# Task instructions
Provide the data again exactly, including every line that follows.

# Data for this task
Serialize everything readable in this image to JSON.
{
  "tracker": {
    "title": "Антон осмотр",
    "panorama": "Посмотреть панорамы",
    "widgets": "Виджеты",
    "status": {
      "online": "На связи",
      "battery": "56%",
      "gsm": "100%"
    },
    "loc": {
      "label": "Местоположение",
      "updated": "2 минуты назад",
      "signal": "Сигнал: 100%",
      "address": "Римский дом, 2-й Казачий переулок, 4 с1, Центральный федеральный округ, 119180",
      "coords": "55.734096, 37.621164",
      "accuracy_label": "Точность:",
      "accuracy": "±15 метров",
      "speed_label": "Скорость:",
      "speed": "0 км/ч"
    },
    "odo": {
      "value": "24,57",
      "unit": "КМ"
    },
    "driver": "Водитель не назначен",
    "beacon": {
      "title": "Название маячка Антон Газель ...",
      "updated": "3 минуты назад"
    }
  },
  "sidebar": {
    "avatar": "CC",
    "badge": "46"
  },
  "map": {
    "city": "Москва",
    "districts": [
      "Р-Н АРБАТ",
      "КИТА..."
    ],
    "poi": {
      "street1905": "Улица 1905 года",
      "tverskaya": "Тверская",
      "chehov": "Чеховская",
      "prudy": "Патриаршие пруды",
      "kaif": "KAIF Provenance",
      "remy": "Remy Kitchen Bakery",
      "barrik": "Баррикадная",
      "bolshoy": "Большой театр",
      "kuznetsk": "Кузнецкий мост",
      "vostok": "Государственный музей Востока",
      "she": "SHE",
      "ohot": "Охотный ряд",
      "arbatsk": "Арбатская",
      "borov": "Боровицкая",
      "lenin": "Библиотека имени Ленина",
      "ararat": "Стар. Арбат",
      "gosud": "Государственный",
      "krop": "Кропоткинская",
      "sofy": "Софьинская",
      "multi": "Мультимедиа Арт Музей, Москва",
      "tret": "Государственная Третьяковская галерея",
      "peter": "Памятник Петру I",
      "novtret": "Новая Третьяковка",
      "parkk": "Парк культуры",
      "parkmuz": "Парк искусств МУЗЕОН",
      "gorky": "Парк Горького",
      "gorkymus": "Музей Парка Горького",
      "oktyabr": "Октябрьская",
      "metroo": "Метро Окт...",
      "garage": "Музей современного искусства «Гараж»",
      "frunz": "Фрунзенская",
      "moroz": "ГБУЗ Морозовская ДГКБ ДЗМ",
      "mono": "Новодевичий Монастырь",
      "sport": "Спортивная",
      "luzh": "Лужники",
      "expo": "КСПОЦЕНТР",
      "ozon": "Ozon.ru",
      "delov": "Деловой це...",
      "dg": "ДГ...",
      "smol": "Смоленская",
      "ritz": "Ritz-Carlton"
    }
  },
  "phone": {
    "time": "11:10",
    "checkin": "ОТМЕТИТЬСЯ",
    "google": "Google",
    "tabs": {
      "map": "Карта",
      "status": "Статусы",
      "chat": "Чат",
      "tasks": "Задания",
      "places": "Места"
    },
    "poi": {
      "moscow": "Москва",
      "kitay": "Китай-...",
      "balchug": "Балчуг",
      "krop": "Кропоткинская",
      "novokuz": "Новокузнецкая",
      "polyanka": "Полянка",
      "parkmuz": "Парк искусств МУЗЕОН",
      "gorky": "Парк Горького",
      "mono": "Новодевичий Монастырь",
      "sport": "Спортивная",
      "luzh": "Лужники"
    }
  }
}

# Solution to this problem
Serialize everything readable in this image to JSON.
{
  "tracker": {
    "title": "Антон осмотр",
    "panorama": "Посмотреть панорамы",
    "widgets": "Виджеты",
    "status": {
      "online": "На связи",
      "battery": "56%",
      "gsm": "100%"
    },
    "loc": {
      "label": "Местоположение",
      "updated": "2 минуты назад",
      "signal": "Сигнал: 100%",
      "address": "Римский дом, 2-й Казачий переулок, 4 с1, Центральный федеральный округ, 119180",
      "coords": "55.734096, 37.621164",
      "accuracy_label": "Точность:",
      "accuracy": "±15 метров",
      "speed_label": "Скорость:",
      "speed": "0 км/ч"
    },
    "odo": {
      "value": "24,57",
      "unit": "КМ"
    },
    "driver": "Водитель не назначен",
    "beacon": {
      "title": "Название маячка Антон Газель ...",
      "updated": "3 минуты назад"
    }
  },
  "sidebar": {
    "avatar": "CC",
    "badge": "46"
  },
  "map": {
    "city": "Москва",
    "districts": [
      "Р-Н АРБАТ",
      "КИТА..."
    ],
    "poi": {
      "street1905": "Улица 1905 года",
      "tverskaya": "Тверская",
      "chehov": "Чеховская",
      "prudy": "Патриаршие пруды",
      "kaif": "KAIF Provenance",
      "remy": "Remy Kitchen Bakery",
      "barrik": "Баррикадная",
      "bolshoy": "Большой театр",
      "kuznetsk": "Кузнецкий мост",
      "vostok": "Государственный музей Востока",
      "she": "SHE",
      "ohot": "Охотный ряд",
      "arbatsk": "Арбатская",
      "borov": "Боровицкая",
      "lenin": "Библиотека имени Ленина",
      "ararat": "Стар. Арбат",
      "gosud": "Государственный",
      "krop": "Кропоткинская",
      "sofy": "Софьинская",
      "multi": "Мультимедиа Арт Музей, Москва",
      "tret": "Государственная Третьяковская галерея",
      "peter": "Памятник Петру I",
      "novtret": "Новая Третьяковка",
      "parkk": "Парк культуры",
      "parkmuz": "Парк искусств МУЗЕОН",
      "gorky": "Парк Горького",
      "gorkymus": "Музей Парка Горького",
      "oktyabr": "Октябрьская",
      "metroo": "Метро Окт...",
      "garage": "Музей современного искусства «Гараж»",
      "frunz": "Фрунзенская",
      "moroz": "ГБУЗ Морозовская ДГКБ ДЗМ",
      "mono": "Новодевичий Монастырь",
      "sport": "Спортивная",
      "luzh": "Лужники",
      "expo": "КСПОЦЕНТР",
      "ozon": "Ozon.ru",
      "delov": "Деловой це...",
      "dg": "ДГ...",
      "smol": "Смоленская",
      "ritz": "Ritz-Carlton"
    }
  },
  "phone": {
    "time": "11:10",
    "checkin": "ОТМЕТИТЬСЯ",
    "google": "Google",
    "tabs": {
      "map": "Карта",
      "status": "Статусы",
      "chat": "Чат",
      "tasks": "Задания",
      "places": "Места"
    },
    "poi": {
      "moscow": "Москва",
      "kitay": "Китай-...",
      "balchug": "Балчуг",
      "krop": "Кропоткинская",
      "novokuz": "Новокузнецкая",
      "polyanka": "Полянка",
      "parkmuz": "Парк искусств МУЗЕОН",
      "gorky": "Парк Горького",
      "mono": "Новодевичий Монастырь",
      "sport": "Спортивная",
      "luzh": "Лужники"
    }
  }
}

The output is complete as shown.